Your assignment » In the entries below, find every line holding the string "screenshot" and collect it.
....
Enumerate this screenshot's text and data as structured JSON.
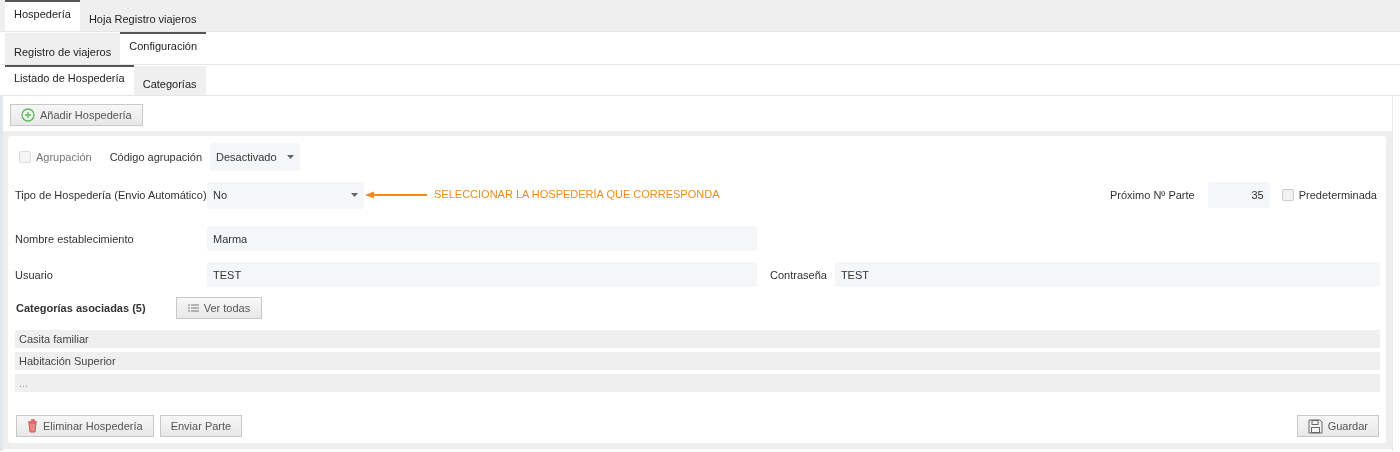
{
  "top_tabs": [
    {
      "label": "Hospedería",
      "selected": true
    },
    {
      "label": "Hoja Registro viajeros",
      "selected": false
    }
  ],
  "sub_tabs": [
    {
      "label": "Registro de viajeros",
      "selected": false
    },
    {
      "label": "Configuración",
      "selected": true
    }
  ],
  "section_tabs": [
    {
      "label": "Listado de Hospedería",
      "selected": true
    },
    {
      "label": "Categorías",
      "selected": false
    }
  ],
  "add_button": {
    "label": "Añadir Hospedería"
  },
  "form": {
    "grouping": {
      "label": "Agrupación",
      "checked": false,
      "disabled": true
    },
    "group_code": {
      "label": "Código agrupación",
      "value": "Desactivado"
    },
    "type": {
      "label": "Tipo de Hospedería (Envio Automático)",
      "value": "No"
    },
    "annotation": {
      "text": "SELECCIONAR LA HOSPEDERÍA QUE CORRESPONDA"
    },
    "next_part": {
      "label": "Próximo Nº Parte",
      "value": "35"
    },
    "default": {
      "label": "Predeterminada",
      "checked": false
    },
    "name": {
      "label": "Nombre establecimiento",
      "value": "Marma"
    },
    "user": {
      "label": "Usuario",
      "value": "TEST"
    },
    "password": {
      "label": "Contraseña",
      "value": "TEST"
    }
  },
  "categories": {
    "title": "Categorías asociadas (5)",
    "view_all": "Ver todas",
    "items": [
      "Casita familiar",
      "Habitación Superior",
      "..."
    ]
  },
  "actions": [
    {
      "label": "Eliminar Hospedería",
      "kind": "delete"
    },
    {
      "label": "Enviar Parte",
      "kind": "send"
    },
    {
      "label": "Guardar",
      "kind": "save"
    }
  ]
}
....
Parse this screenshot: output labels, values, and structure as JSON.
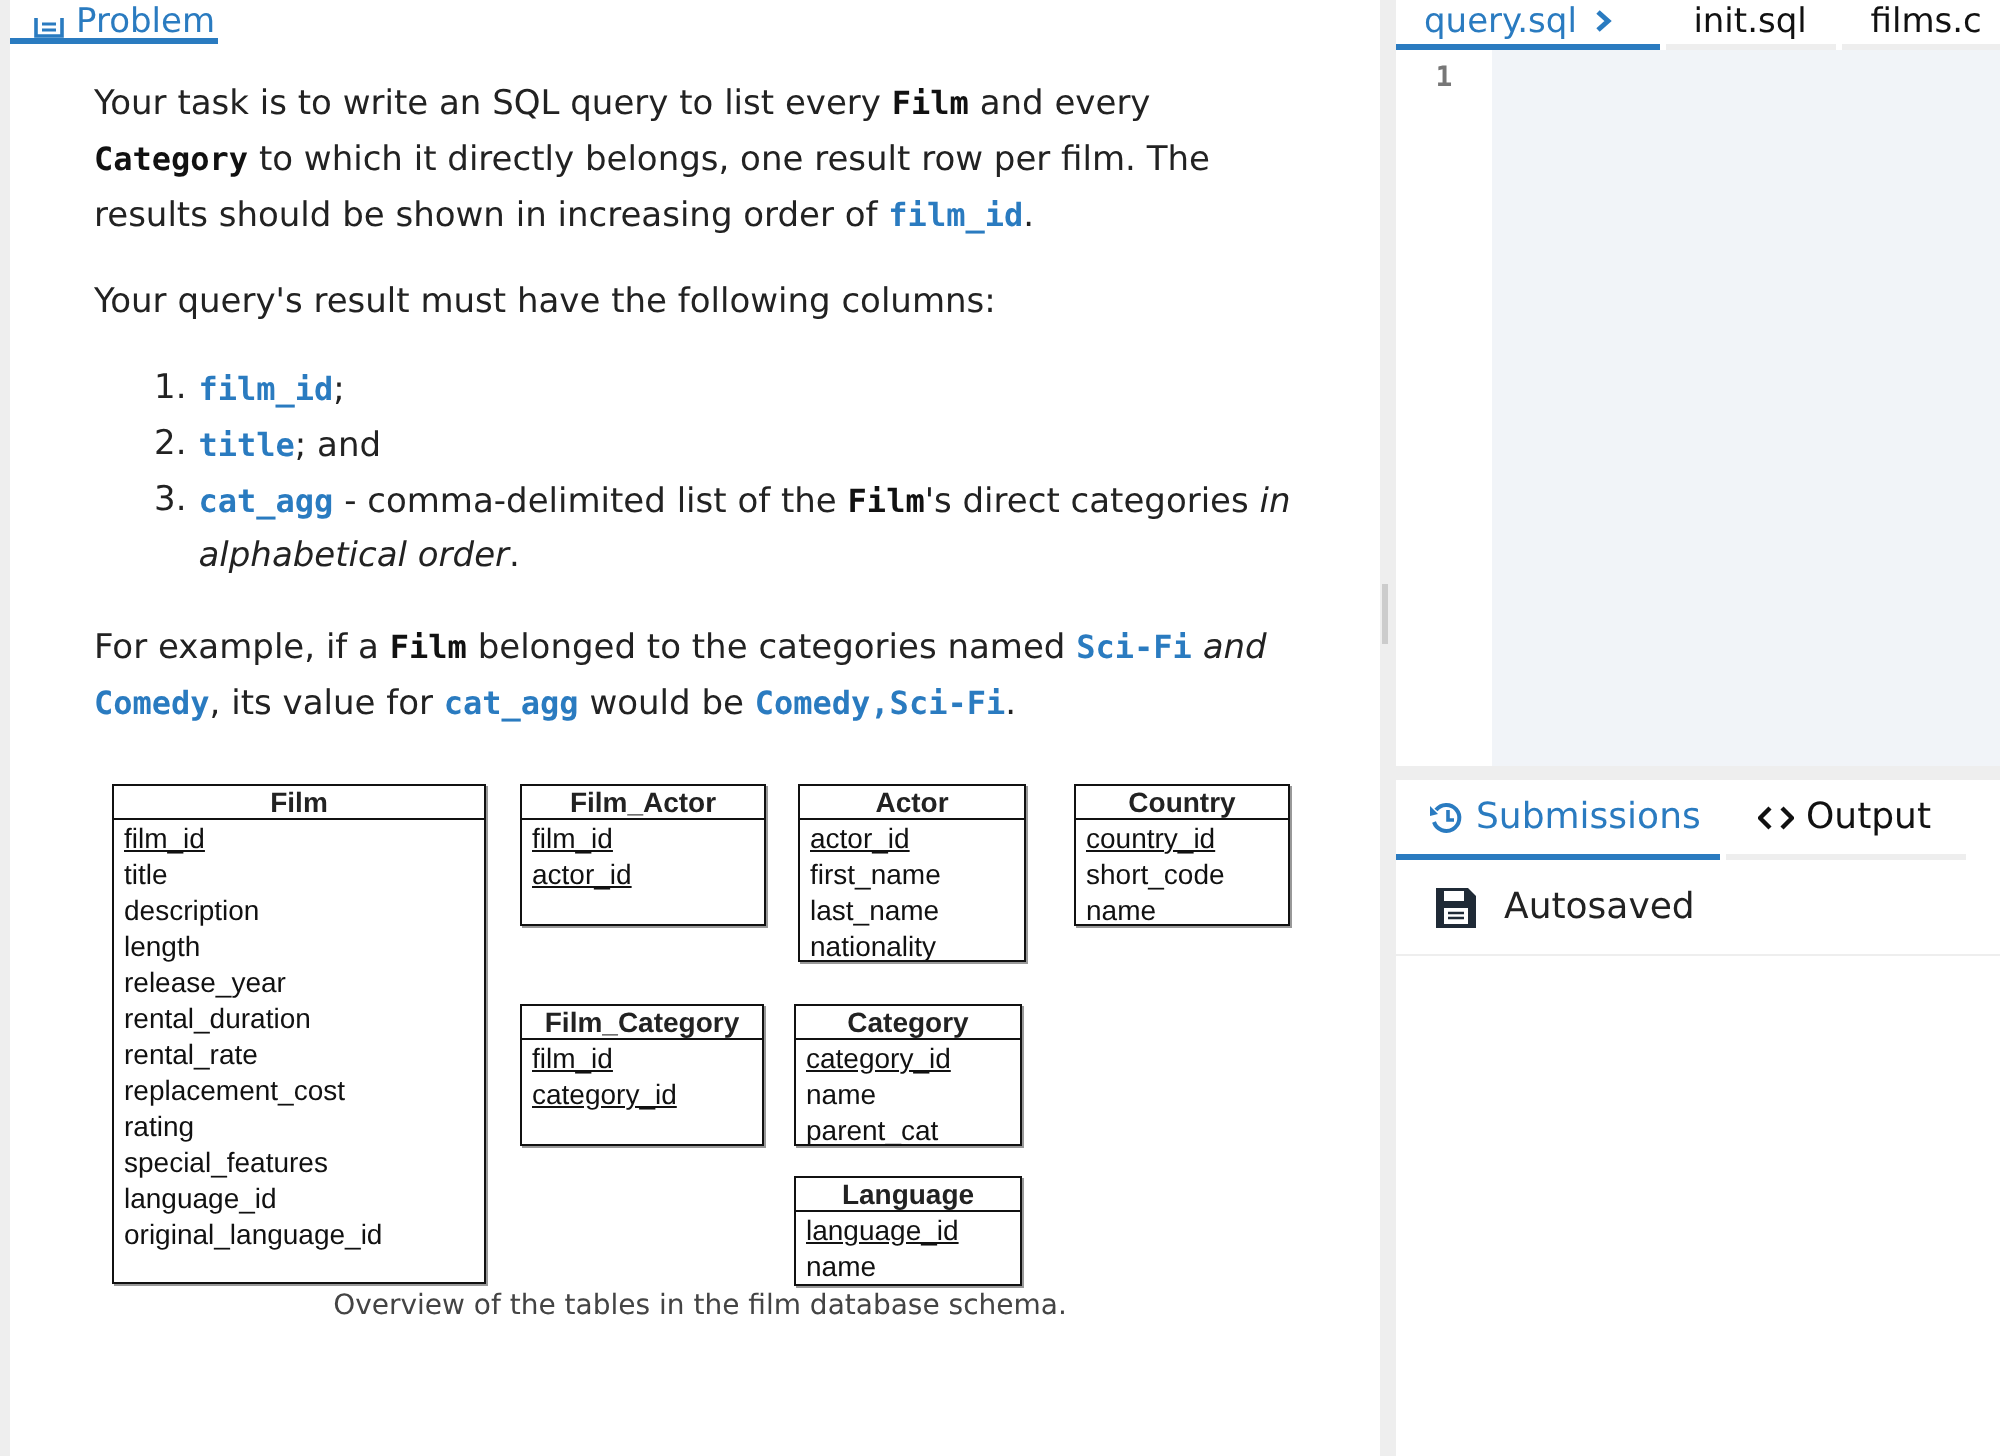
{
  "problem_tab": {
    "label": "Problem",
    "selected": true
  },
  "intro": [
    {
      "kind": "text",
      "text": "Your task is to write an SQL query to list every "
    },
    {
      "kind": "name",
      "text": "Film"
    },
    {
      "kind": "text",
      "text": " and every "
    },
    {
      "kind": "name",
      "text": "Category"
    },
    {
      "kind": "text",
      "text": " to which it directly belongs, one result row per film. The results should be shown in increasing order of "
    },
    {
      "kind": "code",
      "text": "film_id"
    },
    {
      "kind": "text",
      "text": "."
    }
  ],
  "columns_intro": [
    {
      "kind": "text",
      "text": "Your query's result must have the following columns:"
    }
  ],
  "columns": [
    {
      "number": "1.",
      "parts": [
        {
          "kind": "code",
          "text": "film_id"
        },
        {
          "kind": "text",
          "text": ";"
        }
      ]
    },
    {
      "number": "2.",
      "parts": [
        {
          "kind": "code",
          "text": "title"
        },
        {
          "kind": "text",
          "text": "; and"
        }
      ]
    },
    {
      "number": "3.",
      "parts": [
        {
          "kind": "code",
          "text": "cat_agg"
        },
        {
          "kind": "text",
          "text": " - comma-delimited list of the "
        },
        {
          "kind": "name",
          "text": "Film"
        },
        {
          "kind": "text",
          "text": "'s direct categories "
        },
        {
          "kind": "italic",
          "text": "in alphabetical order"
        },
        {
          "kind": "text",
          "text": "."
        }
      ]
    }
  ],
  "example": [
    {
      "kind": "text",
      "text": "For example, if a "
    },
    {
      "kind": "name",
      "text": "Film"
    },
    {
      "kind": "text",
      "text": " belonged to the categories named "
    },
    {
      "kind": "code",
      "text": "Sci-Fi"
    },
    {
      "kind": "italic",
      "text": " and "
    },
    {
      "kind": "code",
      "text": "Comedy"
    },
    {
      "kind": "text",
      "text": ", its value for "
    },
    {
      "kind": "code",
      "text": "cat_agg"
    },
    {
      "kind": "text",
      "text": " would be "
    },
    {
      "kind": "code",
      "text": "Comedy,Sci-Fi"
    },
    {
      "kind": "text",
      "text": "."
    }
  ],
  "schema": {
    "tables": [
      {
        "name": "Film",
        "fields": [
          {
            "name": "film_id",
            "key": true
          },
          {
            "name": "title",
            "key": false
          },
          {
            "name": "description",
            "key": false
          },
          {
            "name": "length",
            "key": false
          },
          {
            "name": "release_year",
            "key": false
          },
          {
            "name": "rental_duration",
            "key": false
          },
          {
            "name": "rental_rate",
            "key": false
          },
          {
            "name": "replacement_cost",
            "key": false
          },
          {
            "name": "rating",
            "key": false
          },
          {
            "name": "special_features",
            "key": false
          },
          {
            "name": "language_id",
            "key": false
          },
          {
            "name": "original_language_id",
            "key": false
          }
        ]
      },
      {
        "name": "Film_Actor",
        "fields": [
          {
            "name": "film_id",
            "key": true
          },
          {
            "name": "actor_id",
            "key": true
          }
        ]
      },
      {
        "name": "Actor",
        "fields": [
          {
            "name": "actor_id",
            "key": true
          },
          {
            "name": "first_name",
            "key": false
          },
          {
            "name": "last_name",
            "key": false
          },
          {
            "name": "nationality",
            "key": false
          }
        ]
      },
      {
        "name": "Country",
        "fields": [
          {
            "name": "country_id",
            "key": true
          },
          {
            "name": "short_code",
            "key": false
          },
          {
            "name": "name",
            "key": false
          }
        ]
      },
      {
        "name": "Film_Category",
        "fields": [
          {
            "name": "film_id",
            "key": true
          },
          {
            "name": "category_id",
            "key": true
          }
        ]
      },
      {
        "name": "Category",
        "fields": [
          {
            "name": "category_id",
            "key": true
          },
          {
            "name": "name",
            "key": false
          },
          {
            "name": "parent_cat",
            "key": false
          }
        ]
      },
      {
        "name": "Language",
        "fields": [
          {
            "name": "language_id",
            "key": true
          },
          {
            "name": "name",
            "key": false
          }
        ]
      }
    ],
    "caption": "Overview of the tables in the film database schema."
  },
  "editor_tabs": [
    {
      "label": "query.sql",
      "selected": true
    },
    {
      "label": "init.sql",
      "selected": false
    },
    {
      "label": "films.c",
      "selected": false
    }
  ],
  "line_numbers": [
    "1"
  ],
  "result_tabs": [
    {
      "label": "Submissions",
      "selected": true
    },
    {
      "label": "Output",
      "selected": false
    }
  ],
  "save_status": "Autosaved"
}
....
Output of the exercise »
Enumerate this screenshot's text and data as structured JSON.
Parse this screenshot: output labels, values, and structure as JSON.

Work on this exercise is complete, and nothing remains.